■ **Task goal**
Go through the entries below and return every line that contains "this".

■ **Web page and app entries**
- - -
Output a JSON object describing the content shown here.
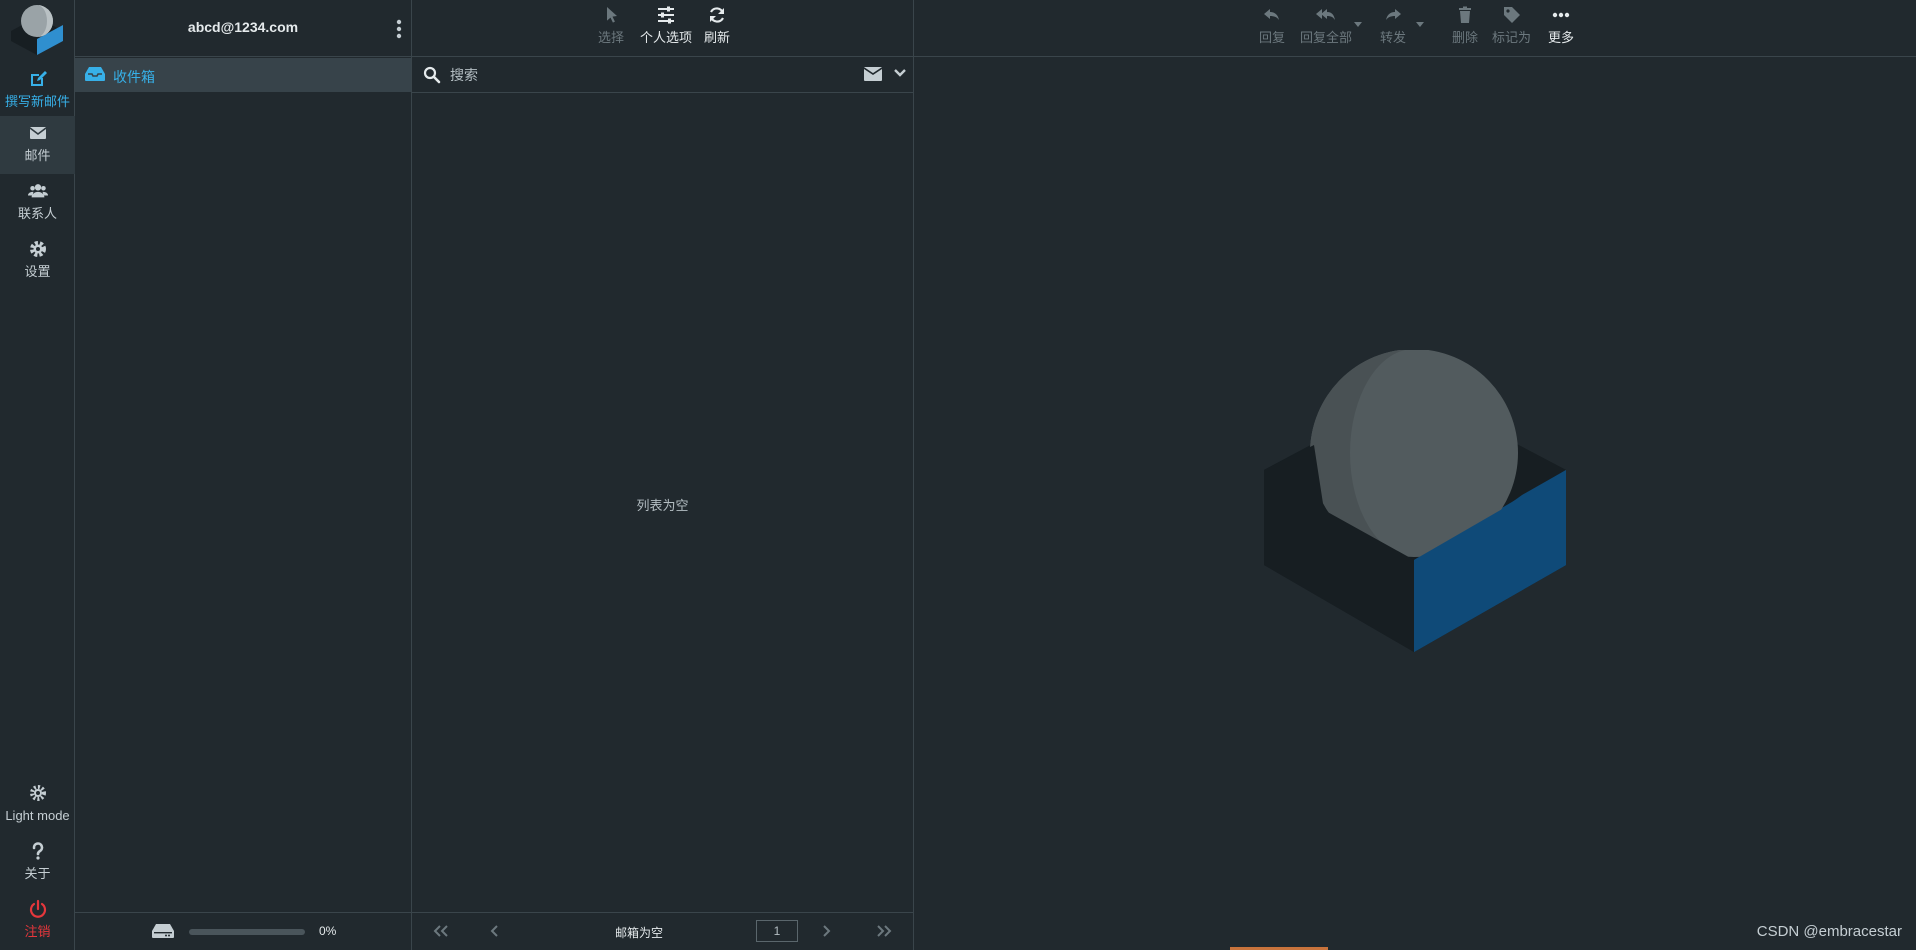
{
  "rail": {
    "compose": "撰写新邮件",
    "mail": "邮件",
    "contacts": "联系人",
    "settings": "设置",
    "light_mode": "Light mode",
    "about": "关于",
    "logout": "注销"
  },
  "account": {
    "email": "abcd@1234.com"
  },
  "folders": [
    {
      "name": "收件箱",
      "icon": "inbox-icon"
    }
  ],
  "quota": {
    "percent_text": "0%",
    "used_fraction": 0
  },
  "list_toolbar": {
    "select": "选择",
    "options": "个人选项",
    "refresh": "刷新"
  },
  "search": {
    "placeholder": "搜索",
    "value": ""
  },
  "list": {
    "empty_message": "列表为空"
  },
  "pager": {
    "status": "邮箱为空",
    "page": "1"
  },
  "content_toolbar": {
    "reply": "回复",
    "reply_all": "回复全部",
    "forward": "转发",
    "delete": "删除",
    "mark": "标记为",
    "more": "更多"
  },
  "watermark": "CSDN @embracestar",
  "colors": {
    "background": "#21292e",
    "accent": "#37b0e8",
    "danger": "#e5373c",
    "selected_folder_bg": "#37434a",
    "logo_blue": "#0f4a78",
    "logo_dark": "#171e22",
    "logo_gray": "#525b5e"
  }
}
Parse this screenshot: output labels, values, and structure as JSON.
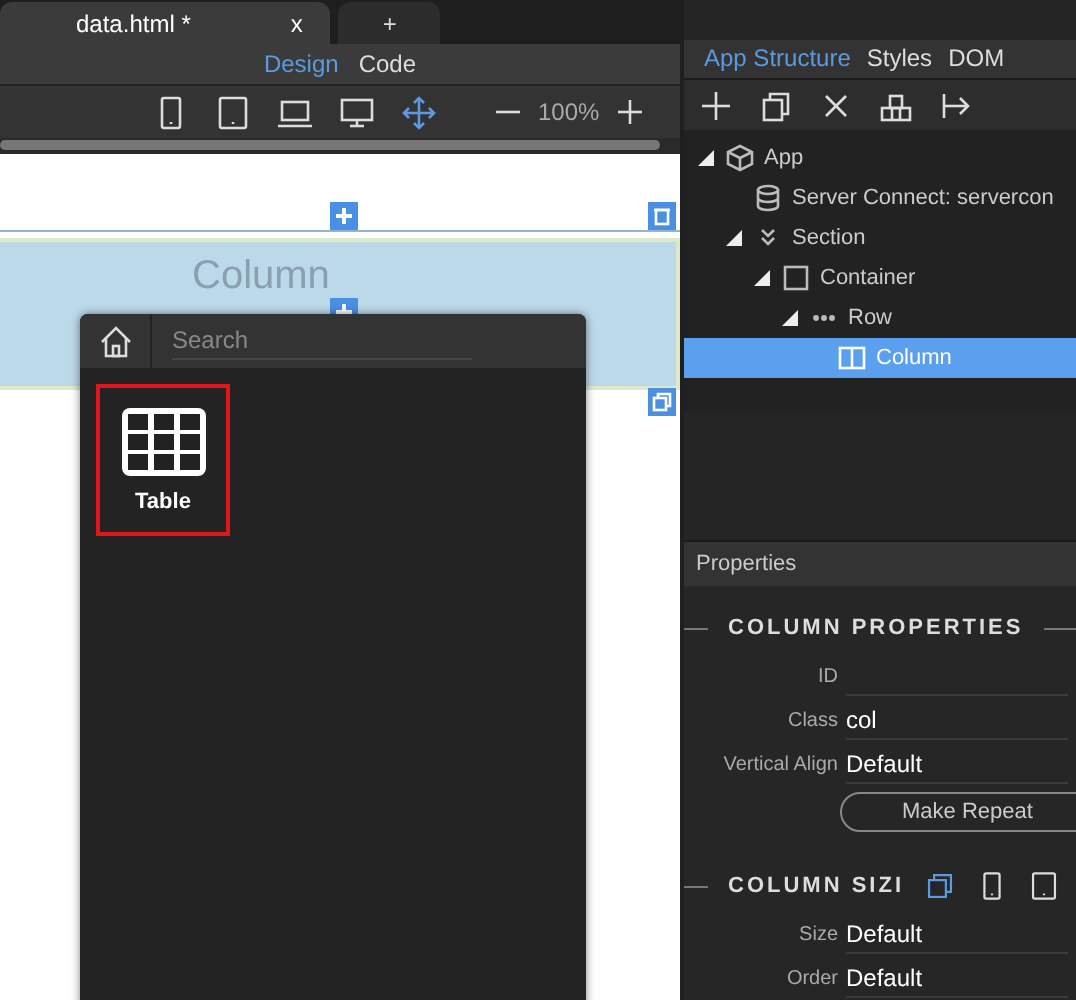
{
  "editor_tabs": [
    {
      "label": "data.html *",
      "close": "x",
      "selected": true
    },
    {
      "label": "+",
      "selected": false
    }
  ],
  "view_modes": [
    {
      "label": "Design",
      "selected": true
    },
    {
      "label": "Code",
      "selected": false
    }
  ],
  "device_modes": [
    {
      "kind": "phone",
      "selected": false
    },
    {
      "kind": "tablet",
      "selected": false
    },
    {
      "kind": "laptop",
      "selected": false
    },
    {
      "kind": "desktop",
      "selected": false
    },
    {
      "kind": "move",
      "selected": true
    }
  ],
  "zoom": "100%",
  "canvas": {
    "column_label": "Column"
  },
  "popup": {
    "search": {
      "placeholder": "Search"
    },
    "items": [
      {
        "label": "Table",
        "selected": true
      }
    ]
  },
  "structure": {
    "tabs": [
      {
        "label": "App Structure",
        "selected": true
      },
      {
        "label": "Styles",
        "selected": false
      },
      {
        "label": "DOM",
        "selected": false
      }
    ],
    "tree": [
      {
        "label": "App",
        "kind": "app",
        "expanded": true,
        "selected": false,
        "children": [
          {
            "label": "Server Connect: servercon",
            "kind": "database",
            "selected": false
          },
          {
            "label": "Section",
            "kind": "section",
            "expanded": true,
            "selected": false,
            "children": [
              {
                "label": "Container",
                "kind": "container",
                "expanded": true,
                "selected": false,
                "children": [
                  {
                    "label": "Row",
                    "kind": "row",
                    "expanded": true,
                    "selected": false,
                    "children": [
                      {
                        "label": "Column",
                        "kind": "column",
                        "selected": true
                      }
                    ]
                  }
                ]
              }
            ]
          }
        ]
      }
    ]
  },
  "properties": {
    "title": "Properties",
    "sections": [
      {
        "heading": "COLUMN PROPERTIES",
        "fields": [
          {
            "label": "ID"
          },
          {
            "label": "Class",
            "value": "col"
          },
          {
            "label": "Vertical Align",
            "value": "Default"
          }
        ],
        "button": "Make Repeat"
      },
      {
        "heading": "COLUMN SIZI",
        "breakpoints": [
          {
            "kind": "all",
            "selected": true
          },
          {
            "kind": "phone",
            "selected": false
          },
          {
            "kind": "tablet",
            "selected": false
          }
        ],
        "fields": [
          {
            "label": "Size",
            "value": "Default"
          },
          {
            "label": "Order",
            "value": "Default"
          }
        ]
      }
    ]
  }
}
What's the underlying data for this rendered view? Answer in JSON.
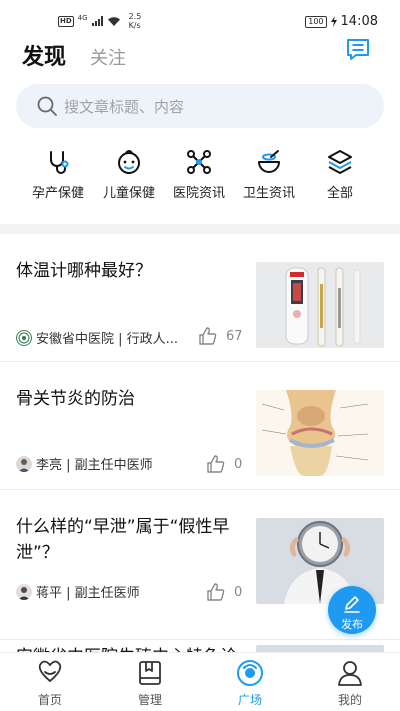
{
  "status_bar": {
    "hd": "HD",
    "network": "4G",
    "speed_value": "2.5",
    "speed_unit": "K/s",
    "battery": "100",
    "time": "14:08"
  },
  "header": {
    "tab_discover": "发现",
    "tab_follow": "关注"
  },
  "search": {
    "placeholder": "搜文章标题、内容"
  },
  "categories": [
    {
      "label": "孕产保健",
      "icon": "stethoscope-icon"
    },
    {
      "label": "儿童保健",
      "icon": "baby-face-icon"
    },
    {
      "label": "医院资讯",
      "icon": "network-icon"
    },
    {
      "label": "卫生资讯",
      "icon": "medicine-bowl-icon"
    },
    {
      "label": "全部",
      "icon": "layers-icon"
    }
  ],
  "articles": [
    {
      "title": "体温计哪种最好？",
      "author": "安徽省中医院 | 行政人...",
      "likes": "67",
      "thumb": "thermometer-image"
    },
    {
      "title": "骨关节炎的防治",
      "author": "李亮 | 副主任中医师",
      "likes": "0",
      "thumb": "knee-joint-image"
    },
    {
      "title": "什么样的“早泄”属于“假性早泄”？",
      "author": "蒋平 | 副主任医师",
      "likes": "0",
      "thumb": "man-with-clock-image"
    },
    {
      "title": "安徽省中医院生殖中心特色诊"
    }
  ],
  "fab": {
    "label": "发布"
  },
  "bottom_nav": [
    {
      "label": "首页",
      "icon": "home-icon"
    },
    {
      "label": "管理",
      "icon": "book-icon"
    },
    {
      "label": "广场",
      "icon": "square-icon"
    },
    {
      "label": "我的",
      "icon": "profile-icon"
    }
  ],
  "colors": {
    "accent": "#1e9af0",
    "search_bg": "#eef3f9"
  }
}
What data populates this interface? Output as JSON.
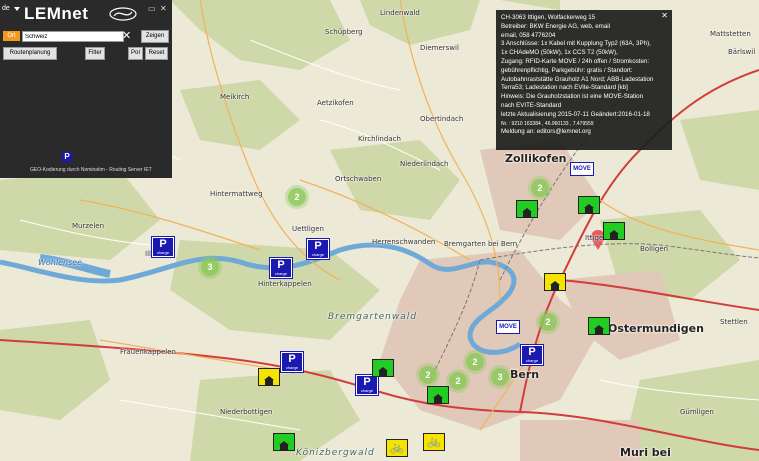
{
  "panel": {
    "lang": "de",
    "logo": "LEMnet",
    "win_min": "▭",
    "win_close": "✕",
    "ort_label": "Ort",
    "search_value": "Schweiz",
    "clear": "✕",
    "zeigen": "Zeigen",
    "routenplanung": "Routenplanung",
    "filter": "Filter",
    "poi": "PoI",
    "reset": "Reset",
    "credit": "GEO-Kodierung durch Nominatim - Routing Server IET"
  },
  "info": {
    "lines": [
      "CH-3063 Ittigen, Wolfackerweg 15",
      "Betreiber: BKW Energie AG, web, email",
      "email, 058 4776204",
      "3 Anschlüsse: 1x Kabel mit Kupplung Typ2 (63A, 3Ph),",
      "1x CHAdeMO (50kW), 1x CCS T2 (50kW),",
      "Zugang: RFID-Karte MOVE / 24h offen / Stromkosten:",
      "gebührenpflichtig, Parkgebühr: gratis / Standort:",
      "Autobahnraststätte Grauholz A1 Nord; ABB-Ladestation",
      "Terra53; Ladestation nach EVite-Standard [kb]",
      "Hinweis: Die Grauholzstation ist eine MOVE-Station",
      "nach EVITE-Standard",
      "letzte Aktualisierung 2015-07-11 Geändert:2016-01-18",
      "Nr. : 9210  163384 , 46.960133 , 7.479559",
      "Meldung an: editors@lemnet.org"
    ],
    "close": "✕"
  },
  "map": {
    "labels": [
      {
        "t": "Lindenwald",
        "k": "lbl"
      },
      {
        "t": "Schüpberg",
        "k": "lbl"
      },
      {
        "t": "Diemerswil",
        "k": "lbl"
      },
      {
        "t": "Meikirch",
        "k": "lbl"
      },
      {
        "t": "Aetzikofen",
        "k": "lbl"
      },
      {
        "t": "Obertindach",
        "k": "lbl"
      },
      {
        "t": "Kirchlindach",
        "k": "lbl"
      },
      {
        "t": "Niederlindach",
        "k": "lbl"
      },
      {
        "t": "Zollikofen",
        "k": "big"
      },
      {
        "t": "Hintermattweg",
        "k": "lbl"
      },
      {
        "t": "Ortschwaben",
        "k": "lbl"
      },
      {
        "t": "Uettligen",
        "k": "lbl"
      },
      {
        "t": "Illiswil",
        "k": "lbl"
      },
      {
        "t": "Murzelen",
        "k": "lbl"
      },
      {
        "t": "Herrenschwanden",
        "k": "lbl"
      },
      {
        "t": "Bremgarten bei Bern",
        "k": "lbl"
      },
      {
        "t": "Wohlensee",
        "k": "italic"
      },
      {
        "t": "Hinterkappelen",
        "k": "lbl"
      },
      {
        "t": "Bremgartenwald",
        "k": "region"
      },
      {
        "t": "Frauenkappelen",
        "k": "lbl"
      },
      {
        "t": "Bern",
        "k": "big"
      },
      {
        "t": "Ostermundigen",
        "k": "big"
      },
      {
        "t": "Muri bei",
        "k": "big"
      },
      {
        "t": "Bolligen",
        "k": "lbl"
      },
      {
        "t": "Ittigen",
        "k": "lbl"
      },
      {
        "t": "Könizbergwald",
        "k": "region"
      },
      {
        "t": "Niederbottigen",
        "k": "lbl"
      },
      {
        "t": "Stettlen",
        "k": "lbl"
      },
      {
        "t": "Gümligen",
        "k": "lbl"
      },
      {
        "t": "Mattstetten",
        "k": "lbl"
      },
      {
        "t": "Bärlswil",
        "k": "lbl"
      },
      {
        "t": "Schüpberg",
        "k": "lbl"
      }
    ],
    "clusters": [
      "2",
      "3",
      "2",
      "2",
      "2",
      "2",
      "3"
    ],
    "move": "MOVE",
    "p_label": "P",
    "p_sub": "charge"
  },
  "colors": {
    "panel_bg": "#2a2a2a",
    "ort": "#f39a1d",
    "park_marker": "#1a1ab0",
    "house_green": "#22cc22",
    "house_yellow": "#f4e400",
    "cluster": "#8cc85a",
    "water": "#6fa9d8"
  }
}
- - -
■ **Solved problem**
Parse this screenshot: output labels, values, and structure as JSON.
What's the underlying data for this rendered view? Answer in JSON.
What data populates this interface? Output as JSON.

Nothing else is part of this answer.